Equity Group Holdings has kicked off the year strongly, posting a 22 per cent growth in net profit to Sh5.9 billion for the first three months of 2018.
Releasing the results for the first quarter ended March 31, 2018, in Nairobi yesterday, Chief Executive James Mwangi said he anticipated a stable business environment in all the six markets the group operated in this year.
“Generally, the East African region has no election in the next three years. We expect a robust environment for our business,” said Mr Mwangi.
At Sh5.9 billion, Equity’s profitability for the quarter under review is more than that of its rival Kenya Commercial Bank (KCB), which posted Sh5.1 billion. Last year, Equity was also ahead in the first quarter, but KCB beat it in full-year earnings.

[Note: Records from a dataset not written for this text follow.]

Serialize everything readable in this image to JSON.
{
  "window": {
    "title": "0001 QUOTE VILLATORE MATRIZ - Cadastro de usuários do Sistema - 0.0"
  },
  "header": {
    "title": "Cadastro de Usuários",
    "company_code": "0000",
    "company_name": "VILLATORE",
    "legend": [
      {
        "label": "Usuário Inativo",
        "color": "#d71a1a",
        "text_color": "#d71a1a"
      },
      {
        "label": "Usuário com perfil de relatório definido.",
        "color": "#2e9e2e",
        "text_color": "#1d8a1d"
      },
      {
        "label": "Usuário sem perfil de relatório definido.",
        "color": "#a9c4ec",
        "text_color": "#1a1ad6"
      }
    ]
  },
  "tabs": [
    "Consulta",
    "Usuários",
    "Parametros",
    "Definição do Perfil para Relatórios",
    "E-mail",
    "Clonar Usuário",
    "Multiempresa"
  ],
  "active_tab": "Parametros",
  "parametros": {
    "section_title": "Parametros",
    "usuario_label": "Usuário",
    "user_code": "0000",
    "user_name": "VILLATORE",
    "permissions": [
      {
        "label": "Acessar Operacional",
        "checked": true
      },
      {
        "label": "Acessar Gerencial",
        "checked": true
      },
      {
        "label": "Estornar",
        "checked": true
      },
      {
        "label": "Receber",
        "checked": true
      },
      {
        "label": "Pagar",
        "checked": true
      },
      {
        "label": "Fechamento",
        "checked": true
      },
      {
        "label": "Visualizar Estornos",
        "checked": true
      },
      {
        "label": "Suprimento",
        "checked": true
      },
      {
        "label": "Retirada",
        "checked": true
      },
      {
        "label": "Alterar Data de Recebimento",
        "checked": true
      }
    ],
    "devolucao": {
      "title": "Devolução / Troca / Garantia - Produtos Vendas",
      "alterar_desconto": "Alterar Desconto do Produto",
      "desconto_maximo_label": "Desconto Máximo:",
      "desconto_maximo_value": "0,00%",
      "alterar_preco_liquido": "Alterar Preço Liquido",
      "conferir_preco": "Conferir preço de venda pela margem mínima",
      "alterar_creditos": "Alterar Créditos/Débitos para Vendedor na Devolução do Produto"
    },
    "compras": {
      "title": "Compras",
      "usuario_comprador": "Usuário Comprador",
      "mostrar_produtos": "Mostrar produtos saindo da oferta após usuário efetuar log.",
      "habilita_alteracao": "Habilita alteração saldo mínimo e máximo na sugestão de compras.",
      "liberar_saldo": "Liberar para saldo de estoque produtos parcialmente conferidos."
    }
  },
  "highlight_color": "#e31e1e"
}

During the quarter under review, Equity’s total income jumped nine per cent to Sh16.5 billion from Sh15.2 billion posted in the previous quarter even as costs declined by one per cent.
Interest income on loans and advances to customers grew by seven per cent to Sh8.8 billion. Interest on government securities also jumped by 25 per cent to Sh3.7 billion. The two items helped grow interest income by 10 per cent to Sh12.7 billion.
The bank put Sh150.2 billion into government securities, up from Sh113 in the previous quarter. The lender’s total loan book expanded by four per cent to Sh271.1 billion.
Non-interest income grew from Sh6.3 billion to Sh6.7 billion. The growth came from areas such as trade finance, merchant commission, mobile banking commission and bond trading. They all expanded by double-digit percentages.
According to Mwangi, 97 per cent of transactions were on digital channels even though the bank retained its 283 branches. However, in terms of the value of transactions, the branches maintained a huge lead.
Operating expenses reduced from Sh8.31 billion to Sh8.2 billion, supported by a 55 per cent cut in loan loss provisioning to Sh359 million.
“We will see increasingly less provisions in non-performing loans since we have already recognised the potential for future default of new loans to reflect the new (accounting) standard,” said Mwangi.
He explained that the bank had booked Sh9.8 billion as provisions on the Sh265.3 billion loans that were in its books before the onset of the International Financial Reporting Standards (IFRS) 9. However, this only has an impact on capital and not the income statement.
Unlike in the previous International Accounting Standard 37, where banks would wait for loans to go bad before provisioning, IFRS 9 dictates that a provisioning is made once commitment for disbursement has been made.